# Task brief:
Repeat the entries that appear below, exactly and in full.

# Items from an interface collection:
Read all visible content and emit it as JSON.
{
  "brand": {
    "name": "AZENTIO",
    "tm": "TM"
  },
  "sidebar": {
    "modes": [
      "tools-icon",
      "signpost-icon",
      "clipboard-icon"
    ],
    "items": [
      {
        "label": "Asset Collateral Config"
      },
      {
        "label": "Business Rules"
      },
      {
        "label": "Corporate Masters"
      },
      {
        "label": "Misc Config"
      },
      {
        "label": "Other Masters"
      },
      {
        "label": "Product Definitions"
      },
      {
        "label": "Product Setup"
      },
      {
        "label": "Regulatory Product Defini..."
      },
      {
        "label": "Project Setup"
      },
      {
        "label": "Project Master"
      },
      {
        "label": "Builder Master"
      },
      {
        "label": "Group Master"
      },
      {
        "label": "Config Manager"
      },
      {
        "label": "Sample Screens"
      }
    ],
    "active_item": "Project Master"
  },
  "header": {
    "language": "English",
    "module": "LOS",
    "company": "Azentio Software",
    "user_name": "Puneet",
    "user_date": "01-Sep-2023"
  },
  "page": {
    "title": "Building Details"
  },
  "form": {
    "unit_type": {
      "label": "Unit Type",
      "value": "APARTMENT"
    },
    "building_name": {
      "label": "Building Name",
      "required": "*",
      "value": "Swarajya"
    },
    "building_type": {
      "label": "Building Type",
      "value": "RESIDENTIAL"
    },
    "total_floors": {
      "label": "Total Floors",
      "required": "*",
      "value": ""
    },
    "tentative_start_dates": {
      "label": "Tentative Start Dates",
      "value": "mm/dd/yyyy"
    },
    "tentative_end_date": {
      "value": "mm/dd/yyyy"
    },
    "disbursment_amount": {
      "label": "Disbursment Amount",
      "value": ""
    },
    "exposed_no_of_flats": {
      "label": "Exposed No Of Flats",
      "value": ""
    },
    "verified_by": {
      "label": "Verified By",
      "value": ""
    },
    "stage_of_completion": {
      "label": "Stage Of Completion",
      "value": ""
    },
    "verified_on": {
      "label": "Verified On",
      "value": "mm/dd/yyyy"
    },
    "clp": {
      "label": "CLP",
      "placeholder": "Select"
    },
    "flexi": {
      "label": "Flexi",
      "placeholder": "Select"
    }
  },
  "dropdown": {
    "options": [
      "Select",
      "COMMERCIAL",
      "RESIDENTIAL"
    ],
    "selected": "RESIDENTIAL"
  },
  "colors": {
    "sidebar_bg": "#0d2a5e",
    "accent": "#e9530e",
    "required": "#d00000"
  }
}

# Task answer:
Read all visible content and emit it as JSON.
{
  "brand": {
    "name": "AZENTIO",
    "tm": "TM"
  },
  "sidebar": {
    "modes": [
      "tools-icon",
      "signpost-icon",
      "clipboard-icon"
    ],
    "items": [
      {
        "label": "Asset Collateral Config"
      },
      {
        "label": "Business Rules"
      },
      {
        "label": "Corporate Masters"
      },
      {
        "label": "Misc Config"
      },
      {
        "label": "Other Masters"
      },
      {
        "label": "Product Definitions"
      },
      {
        "label": "Product Setup"
      },
      {
        "label": "Regulatory Product Defini..."
      },
      {
        "label": "Project Setup"
      },
      {
        "label": "Project Master"
      },
      {
        "label": "Builder Master"
      },
      {
        "label": "Group Master"
      },
      {
        "label": "Config Manager"
      },
      {
        "label": "Sample Screens"
      }
    ],
    "active_item": "Project Master"
  },
  "header": {
    "language": "English",
    "module": "LOS",
    "company": "Azentio Software",
    "user_name": "Puneet",
    "user_date": "01-Sep-2023"
  },
  "page": {
    "title": "Building Details"
  },
  "form": {
    "unit_type": {
      "label": "Unit Type",
      "value": "APARTMENT"
    },
    "building_name": {
      "label": "Building Name",
      "required": "*",
      "value": "Swarajya"
    },
    "building_type": {
      "label": "Building Type",
      "value": "RESIDENTIAL"
    },
    "total_floors": {
      "label": "Total Floors",
      "required": "*",
      "value": ""
    },
    "tentative_start_dates": {
      "label": "Tentative Start Dates",
      "value": "mm/dd/yyyy"
    },
    "tentative_end_date": {
      "value": "mm/dd/yyyy"
    },
    "disbursment_amount": {
      "label": "Disbursment Amount",
      "value": ""
    },
    "exposed_no_of_flats": {
      "label": "Exposed No Of Flats",
      "value": ""
    },
    "verified_by": {
      "label": "Verified By",
      "value": ""
    },
    "stage_of_completion": {
      "label": "Stage Of Completion",
      "value": ""
    },
    "verified_on": {
      "label": "Verified On",
      "value": "mm/dd/yyyy"
    },
    "clp": {
      "label": "CLP",
      "placeholder": "Select"
    },
    "flexi": {
      "label": "Flexi",
      "placeholder": "Select"
    }
  },
  "dropdown": {
    "options": [
      "Select",
      "COMMERCIAL",
      "RESIDENTIAL"
    ],
    "selected": "RESIDENTIAL"
  },
  "colors": {
    "sidebar_bg": "#0d2a5e",
    "accent": "#e9530e",
    "required": "#d00000"
  }
}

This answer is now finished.